The latest edition of Apple’s flagship smartphone, the iPhone 15, available in stores on the first day of global sales, may be manufactured in India, Bloomberg reported, citing unidentified people aware of the plans.
Apple is set to roll out the iPhone15, and its upgraded smartwatches and AirPods at its much-awaited ‘Wonderlust’ event on Tuesday. Global sales of Apple iPhones usually start around 10 days after the company launches them.
The Cupertino, California-based company manufactures most of its iPhones in China, but has stepped up the assembly of iPhones in India to about 7% by March end.
India has gained from Apple’s push to diversify production of its iPhones in the wake of plummeting trade ties between the US and China.
While updating its list of suppliers across the world this May, Apple said, “The Apple supplier list represents 98% of our direct spend for materials, manufacturing, and assembly of our products worldwide for fiscal 2022.”
An analysis of the list showed that while Apple was reducing its reliance on China, it added three more vendors in India, taking the total number of suppliers to 12. Foxconn and Pegatron are among the biggest Apple suppliers in India.
IPhone sales in India grew in the double digits in the April-to-June quarter to a new high, Apple executives said in August without disclosing precise numbers. Still, the phones are affordable for only a few as iPhone sales account for a 3% share of the market.
In April this year, Apple chief executive officer Tim Cook inaugurated the company’s first India retail store in Mumbai, followed by another one in New Delhi.
The latest addition to the iPhone stable, meanwhile, is likely to see the biggest update in at least three years. The iPhone 15 is likely to see upgrades to its camera, and the more advanced iPhone 15 Pro models are expected to sport an improved and tiny 3-nanometer processor.
The new models are crucial to reviving the company’s sales, which shrank for a third consecutive quarter in the April-to-June period, dragged down by weak demand in the US, Europe and China.
Adding to Apple’s woes, its shares tanked last week after Beijing banned Chinese officials and state employees from using iPhones, in a move that some estimates suggest could reduce the tech giant’s iPhone sales by at least 20 million units in China.
The ban coincided with Chinese firm Huawei Technologies making a comeback with the launch of its new Mate 60 Pro handset, which is powered by an advanced chip despite sweeping US sanctions on the sale of its most “sophisticated semiconductors” to Beijing.
An intrigued US has sought details of the composition of the processor in the Mate 60 Pro handset that was manufactured by Semiconductor Manufacturing International Corp., a firm blacklisted by the US.
Huawei has reported brisk sales since the launch of the Mate 60 Pro, which boasts features that rival Apple’s iPhone.
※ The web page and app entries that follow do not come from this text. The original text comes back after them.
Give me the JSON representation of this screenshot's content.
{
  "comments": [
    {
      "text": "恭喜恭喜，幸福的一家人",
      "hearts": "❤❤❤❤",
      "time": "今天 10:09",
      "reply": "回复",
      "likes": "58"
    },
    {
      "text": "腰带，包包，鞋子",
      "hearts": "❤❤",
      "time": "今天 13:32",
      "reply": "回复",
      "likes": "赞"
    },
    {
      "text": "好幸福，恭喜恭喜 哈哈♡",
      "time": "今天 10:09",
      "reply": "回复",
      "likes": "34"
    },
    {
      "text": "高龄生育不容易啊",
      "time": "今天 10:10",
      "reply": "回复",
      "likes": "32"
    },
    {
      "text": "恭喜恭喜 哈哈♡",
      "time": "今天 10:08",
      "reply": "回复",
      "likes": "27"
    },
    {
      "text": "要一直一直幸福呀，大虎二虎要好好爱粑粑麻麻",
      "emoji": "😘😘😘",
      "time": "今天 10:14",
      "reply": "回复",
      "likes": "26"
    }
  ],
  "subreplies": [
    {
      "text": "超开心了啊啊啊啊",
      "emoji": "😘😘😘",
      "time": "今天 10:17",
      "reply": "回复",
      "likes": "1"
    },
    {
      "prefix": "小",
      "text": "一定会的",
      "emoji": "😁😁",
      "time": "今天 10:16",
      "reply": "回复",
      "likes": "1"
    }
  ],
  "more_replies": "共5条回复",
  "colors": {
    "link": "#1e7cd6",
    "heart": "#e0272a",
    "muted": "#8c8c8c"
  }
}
Speed tests showed that the Mate 60 Pro has download speeds surpassing those of top-tier 5G phones in China.